The Environmental Protection Agency, the National Toxicology Program and the National Institutes of Health have agreed to implement new technologies that will allow for the phasing out of animal testing.
Today is the final day of voting in the Ideas for Change in America competition, one of those massive online voting thingies. The top ten ideas will be “presented to the Obama administration.” This may not actually mean much (if I mail a letter to the White House, I’m presenting an idea), but the site is generating a lot of attention and discussion. Whether we can directly influence Obama’s agenda or not, wouldn’t it be nice to get some pro-animal items to win this contest?
You can vote for all four of these (not just one):
We blogged it a few weeks ago, but this is worth another mention. If you are anywhere near New York City, and you care at all about animal issues, you are a fool and a loser if you don’t visit Banksy’s “Village Pet Store And Charcoal Grill” at 89 7th Avenue between West 4th and Bleeker Street.
The shop touches on humans’ exploitation of animals for food, chemical and behavioral testing, fur, and entertainment. I’ve never been a big fan of Banksy’s drawing/stencil work, but this show is just great, conceptually technologically, and aesthetically. It’s subversive and clever, sure, but also quite touching and unnerving.
It’s great how it’s just a store-front. I suspect most visitors stumbled upon the place, rather than seeking it out. Even if you don’t think you like or understand fine art, you’ll be OK here. It’s just a mock store, with animatronics, just like at Disneyland.
The show closes on October 31st, Halloween. The price and the hours are friendly–free admission, open 10am-midnight. Go!
(There’s lots more there than what’s in the video.)

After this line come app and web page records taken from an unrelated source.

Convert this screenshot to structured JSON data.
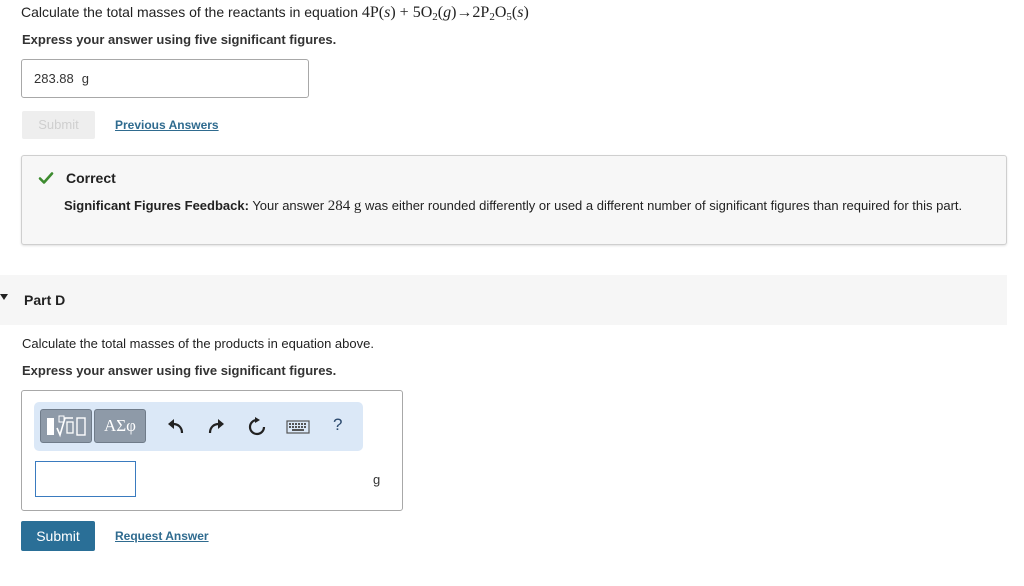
{
  "part_c": {
    "question_prefix": "Calculate the total masses of the reactants in equation",
    "instruction": "Express your answer using five significant figures.",
    "answer_value": "283.88",
    "answer_unit": "g",
    "submit_label": "Submit",
    "previous_answers_label": "Previous Answers",
    "feedback": {
      "status": "Correct",
      "heading": "Significant Figures Feedback:",
      "text_before": "Your answer",
      "answer_value": "284",
      "answer_unit": "g",
      "text_after": "was either rounded differently or used a different number of significant figures than required for this part."
    }
  },
  "part_d": {
    "label": "Part D",
    "question": "Calculate the total masses of the products in equation above.",
    "instruction": "Express your answer using five significant figures.",
    "toolbar": {
      "greek_label": "ΑΣφ",
      "help_label": "?",
      "icons": [
        "templates-icon",
        "greek-symbols-icon",
        "undo-icon",
        "redo-icon",
        "reset-icon",
        "keyboard-icon",
        "help-icon"
      ]
    },
    "answer_value": "",
    "answer_unit": "g",
    "submit_label": "Submit",
    "request_answer_label": "Request Answer"
  },
  "colors": {
    "submit_bg": "#2a6f97",
    "link": "#2f6b8f",
    "check": "#3d8b2f",
    "toolbar_bg": "#dbe8f7",
    "toolbar_btn": "#8e9aa8"
  }
}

Guerrilla artist Banksy has opened his first official exhibition in New York yesterday. “Village Pet Store And Charcoal Grill” is at 89 7th Avenue between West 4th and Bleeker Street. The fake pet shop he’s created aims to question “our relationship with animals and the ethics and sustainability of factory farming.”

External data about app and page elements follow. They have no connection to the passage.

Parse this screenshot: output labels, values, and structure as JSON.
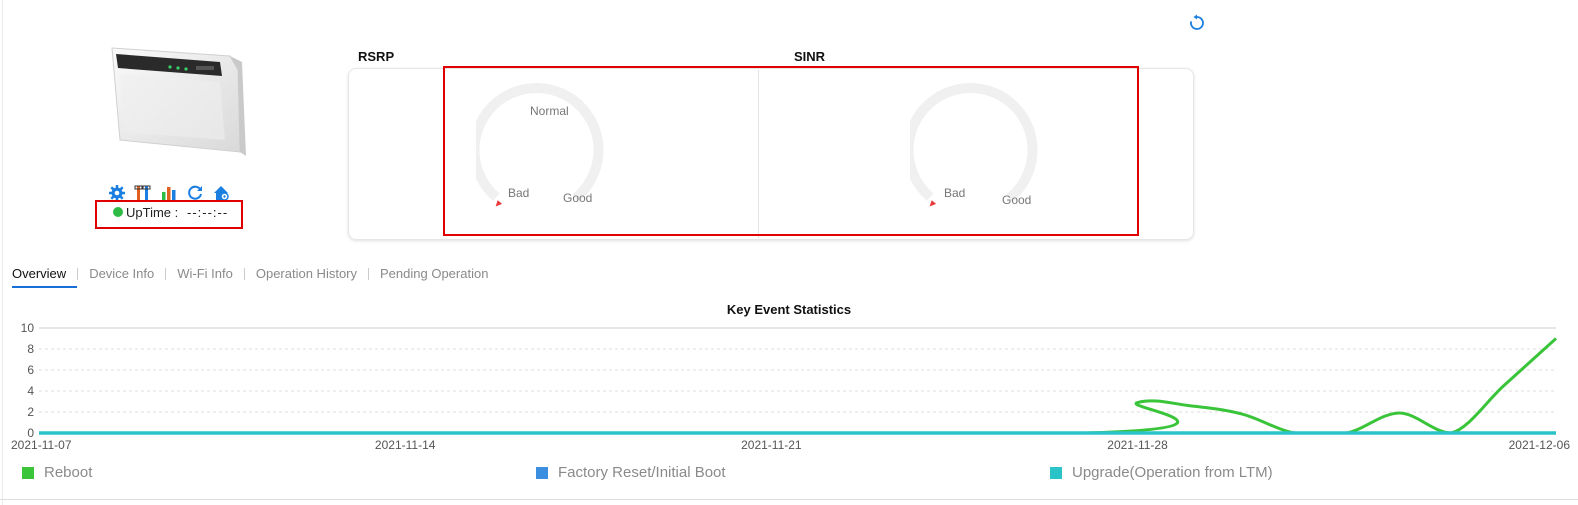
{
  "header": {
    "refresh_icon": "refresh-icon"
  },
  "device": {
    "image": "router-image",
    "actions": [
      {
        "icon": "gear-icon",
        "color": "#1a7fe0"
      },
      {
        "icon": "tools-icon",
        "color": "#e06020"
      },
      {
        "icon": "bar-chart-icon",
        "color": "#1a7fe0"
      },
      {
        "icon": "reboot-icon",
        "color": "#1a7fe0"
      },
      {
        "icon": "home-settings-icon",
        "color": "#1a7fe0"
      }
    ],
    "uptime_label": "UpTime :",
    "uptime_value": "--:--:--",
    "status_color": "#2dbb45"
  },
  "gauges": {
    "rsrp": {
      "title": "RSRP",
      "labels": {
        "normal": "Normal",
        "bad": "Bad",
        "good": "Good"
      }
    },
    "sinr": {
      "title": "SINR",
      "labels": {
        "bad": "Bad",
        "good": "Good"
      }
    }
  },
  "tabs": [
    "Overview",
    "Device Info",
    "Wi-Fi Info",
    "Operation History",
    "Pending Operation"
  ],
  "active_tab": "Overview",
  "chart_data": {
    "type": "line",
    "title": "Key Event Statistics",
    "xlabel": "",
    "ylabel": "",
    "x_tick_labels": [
      "2021-11-07",
      "2021-11-14",
      "2021-11-21",
      "2021-11-28",
      "2021-12-06"
    ],
    "xlim": [
      "2021-11-07",
      "2021-12-06"
    ],
    "ylim": [
      0,
      10
    ],
    "y_ticks": [
      0,
      2,
      4,
      6,
      8,
      10
    ],
    "grid": true,
    "legend_position": "bottom",
    "series": [
      {
        "name": "Reboot",
        "color": "#3ac43a",
        "points": [
          [
            "2021-11-07",
            0
          ],
          [
            "2021-11-27",
            0
          ],
          [
            "2021-11-28",
            2.9
          ],
          [
            "2021-11-29",
            2.6
          ],
          [
            "2021-11-30",
            1.8
          ],
          [
            "2021-12-01",
            0
          ],
          [
            "2021-12-02",
            0
          ],
          [
            "2021-12-03",
            1.9
          ],
          [
            "2021-12-04",
            0
          ],
          [
            "2021-12-05",
            4.5
          ],
          [
            "2021-12-06",
            9
          ]
        ]
      },
      {
        "name": "Factory Reset/Initial Boot",
        "color": "#3b8ee0",
        "points": [
          [
            "2021-11-07",
            0
          ],
          [
            "2021-12-06",
            0
          ]
        ]
      },
      {
        "name": "Upgrade(Operation from LTM)",
        "color": "#2ac3c8",
        "points": [
          [
            "2021-11-07",
            0
          ],
          [
            "2021-12-06",
            0
          ]
        ]
      }
    ]
  }
}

The New Scientist tells us that “Rhesus macaques have been shown to possess yet another numerical talent once thought unique to humans – they can simultaneously count audible beeps and dots on a computer screen.” Good to know, but can we stop experimenting on them, please?

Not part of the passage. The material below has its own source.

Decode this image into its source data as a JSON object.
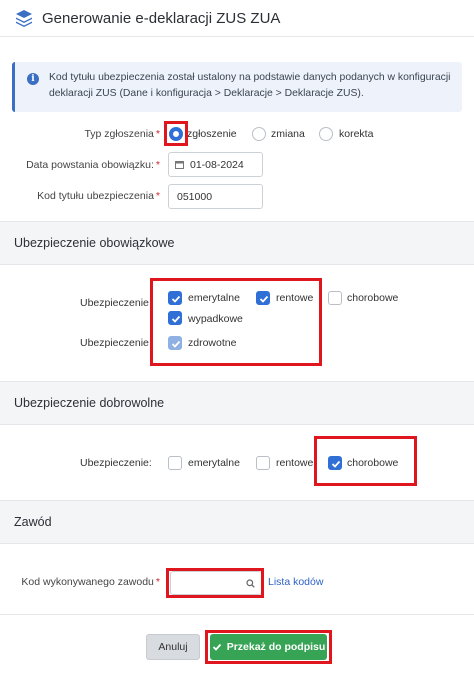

Lewis Cicero of Fairfield, Connecticut faced either execution or declawing after scratching some of his human neighbors in 2006. His guardian Ruth demanded a trial on criminal charges. The case was just dismissed, as Lewis has kept out of trouble under house arrest.